A sample of Lyman's General Orders:
Everywhere he (Bienville) went he nailed up or buried lead plaques claiming the land for France....
"Landslides over the two hundred years since have changed the configuration of the cliffs at what is now known as Wolfe's Cove and even obscured the exact point up which the British force climbed."
"They were about a hundred yards of the Quebec side of Vergor's tents. The ever-resourceful Captain McDonald misled the first sentry they found by telling him that he had been sent with a large force to take over the post and to call off the guard. The tented encampment was rushed. The picket, after a scattered volley from those awake, fled into a cornfield towards town. Vergor, who had momentarily stood his ground, was shot in the heel and captured. Not a man of the "forlorn hope" was hurt."
"Strategically, French America occupied a position of almost impregnable strength."
"New France was more than Canada. It stretched more than three thousand miles from the mouth of the St. Lawrence to New Orleans at the mouth of the Mississippi."
|Source Of An Early Map Ca. 1664 (McGill University)- Virginia And Florida Were Included|

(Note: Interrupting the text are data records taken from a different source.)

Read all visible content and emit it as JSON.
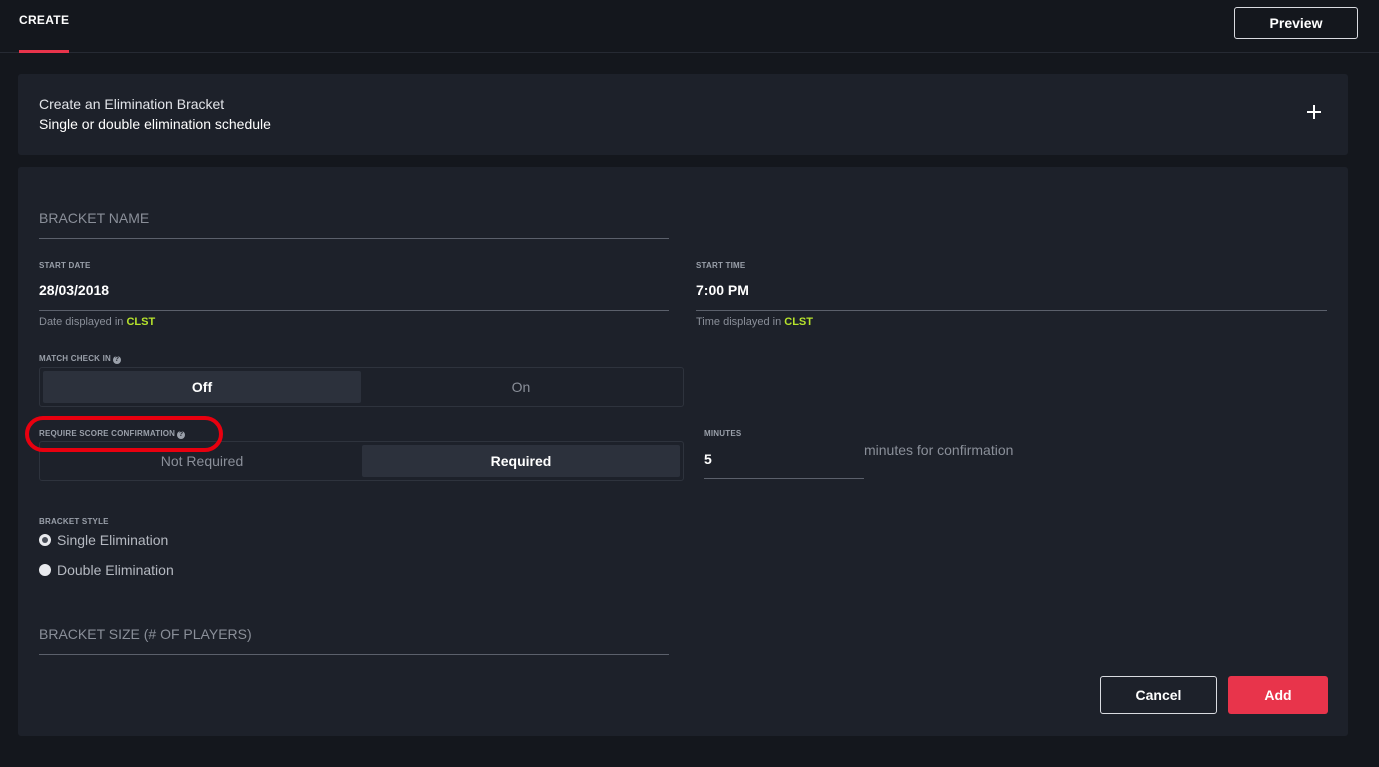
{
  "topbar": {
    "tab_create": "CREATE",
    "preview_label": "Preview"
  },
  "header_card": {
    "title": "Create an Elimination Bracket",
    "subtitle": "Single or double elimination schedule"
  },
  "form": {
    "bracket_name_placeholder": "BRACKET NAME",
    "start_date": {
      "label": "START DATE",
      "value": "28/03/2018",
      "hint_prefix": "Date displayed in ",
      "hint_tz": "CLST"
    },
    "start_time": {
      "label": "START TIME",
      "value": "7:00 PM",
      "hint_prefix": "Time displayed in ",
      "hint_tz": "CLST"
    },
    "match_check_in": {
      "label": "MATCH CHECK IN",
      "options": [
        "Off",
        "On"
      ],
      "selected": "Off"
    },
    "score_confirmation": {
      "label": "REQUIRE SCORE CONFIRMATION",
      "options": [
        "Not Required",
        "Required"
      ],
      "selected": "Required"
    },
    "minutes": {
      "label": "MINUTES",
      "value": "5",
      "suffix": "minutes for confirmation"
    },
    "bracket_style": {
      "label": "BRACKET STYLE",
      "options": [
        "Single Elimination",
        "Double Elimination"
      ],
      "selected": "Single Elimination"
    },
    "bracket_size_placeholder": "BRACKET SIZE (# OF PLAYERS)",
    "cancel_label": "Cancel",
    "add_label": "Add"
  },
  "colors": {
    "accent_red": "#e8344b",
    "timezone_green": "#b6e32c",
    "annotation_red": "#e8000f"
  }
}
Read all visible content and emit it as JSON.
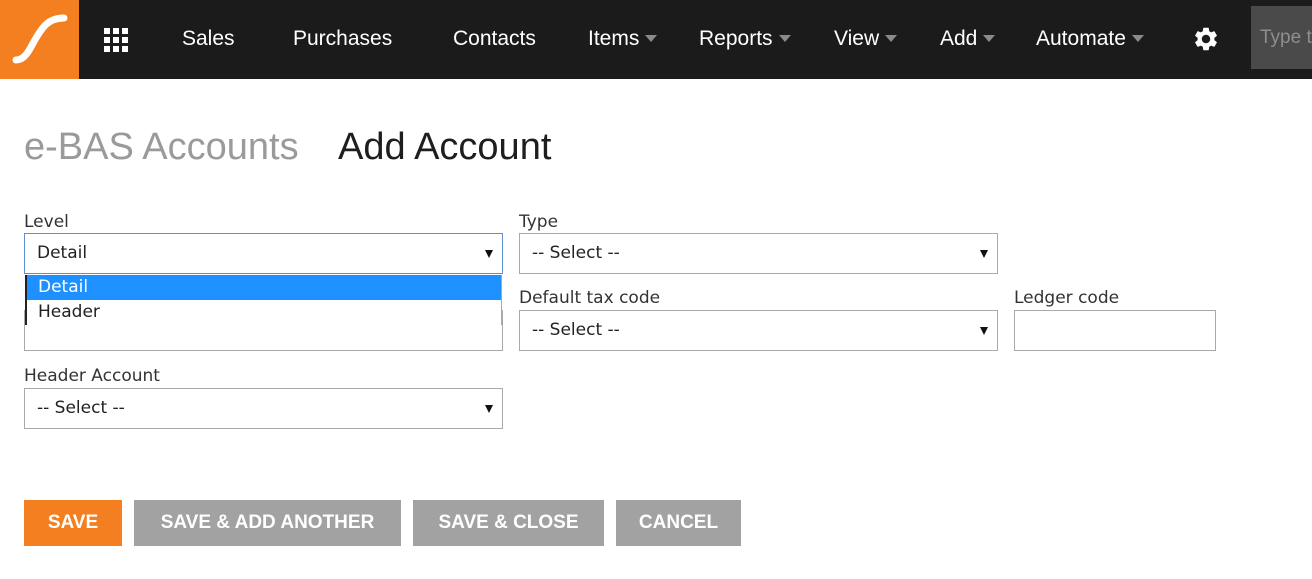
{
  "nav": {
    "items": [
      {
        "label": "Sales",
        "dropdown": false
      },
      {
        "label": "Purchases",
        "dropdown": false
      },
      {
        "label": "Contacts",
        "dropdown": false
      },
      {
        "label": "Items",
        "dropdown": true
      },
      {
        "label": "Reports",
        "dropdown": true
      },
      {
        "label": "View",
        "dropdown": true
      },
      {
        "label": "Add",
        "dropdown": true
      },
      {
        "label": "Automate",
        "dropdown": true
      }
    ],
    "search_placeholder": "Type t",
    "icons": {
      "logo": "swoosh-logo-icon",
      "apps": "app-grid-icon",
      "settings": "gear-icon"
    },
    "colors": {
      "bar": "#1b1b1b",
      "logo": "#f47f20",
      "search": "#4a4a4a"
    }
  },
  "header": {
    "breadcrumb": "e-BAS Accounts",
    "title": "Add Account"
  },
  "form": {
    "level": {
      "label": "Level",
      "value": "Detail",
      "options": [
        "Detail",
        "Header"
      ],
      "highlighted": "Detail"
    },
    "type": {
      "label": "Type",
      "value": "-- Select --"
    },
    "default_tax_code": {
      "label": "Default tax code",
      "value": "-- Select --"
    },
    "ledger_code": {
      "label": "Ledger code",
      "value": ""
    },
    "header_account": {
      "label": "Header Account",
      "value": "-- Select --"
    }
  },
  "actions": {
    "save": "SAVE",
    "save_add_another": "SAVE & ADD ANOTHER",
    "save_close": "SAVE & CLOSE",
    "cancel": "CANCEL",
    "colors": {
      "primary": "#f47f20",
      "secondary": "#a2a2a2",
      "highlight": "#1e90ff"
    }
  }
}
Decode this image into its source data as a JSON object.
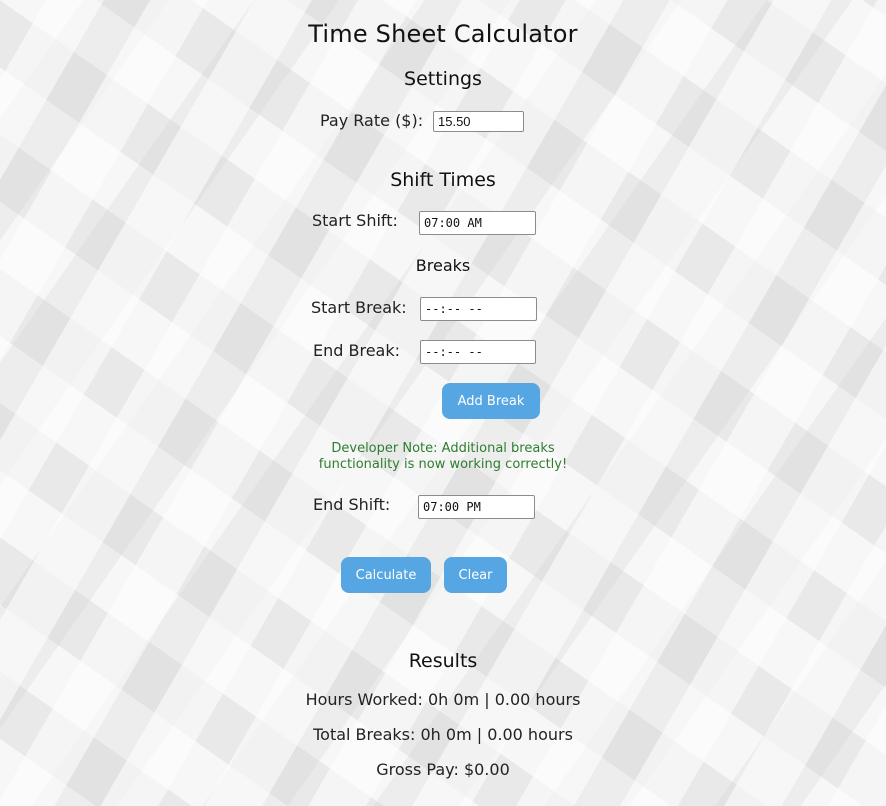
{
  "title": "Time Sheet Calculator",
  "settings": {
    "heading": "Settings",
    "pay_rate_label": "Pay Rate ($):",
    "pay_rate_value": "15.50"
  },
  "shift": {
    "heading": "Shift Times",
    "start_label": "Start Shift:",
    "start_value": "07:00 AM",
    "end_label": "End Shift:",
    "end_value": "07:00 PM"
  },
  "breaks": {
    "heading": "Breaks",
    "start_label": "Start Break:",
    "start_value": "--:-- --",
    "end_label": "End Break:",
    "end_value": "--:-- --",
    "add_button": "Add Break",
    "note_line1": "Developer Note: Additional breaks",
    "note_line2": "functionality is now working correctly!"
  },
  "actions": {
    "calculate": "Calculate",
    "clear": "Clear"
  },
  "results": {
    "heading": "Results",
    "hours_worked": "Hours Worked: 0h 0m | 0.00 hours",
    "total_breaks": "Total Breaks: 0h 0m | 0.00 hours",
    "gross_pay": "Gross Pay: $0.00"
  },
  "colors": {
    "button": "#56a6e3",
    "note": "#2e7d2e"
  }
}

"Here's something from Fort Prince George," said Demere, from where he sat at the rude table with the papers scattered before him. "A goodly packet," he continued, as he broke the seal, in the expectant, pleased silence of the others. "Ensign Milne is writing--both the official communication and a long personal letter," noting the signature.
At the first glance along the lines his face fell.
"Captain Coytmore* is dead," he said in a low voice.
Murdered by the Indians he had been, in front of the fort, in the presence of the officers of his own command!
From The Cherokee:
* The imprisonment of their ambassadors, which included the head man of almost every important Cherokee town, roused bitterness and resentment throughout the Nation. Feeling was intensified when Lieut. Richard Coytmore, Commander of Fort Prince George, with another British officer, crossed the river to the town of Keowee, forced their way into a Cherokee house and grossly abused some Cherokee women whose men were away hunting.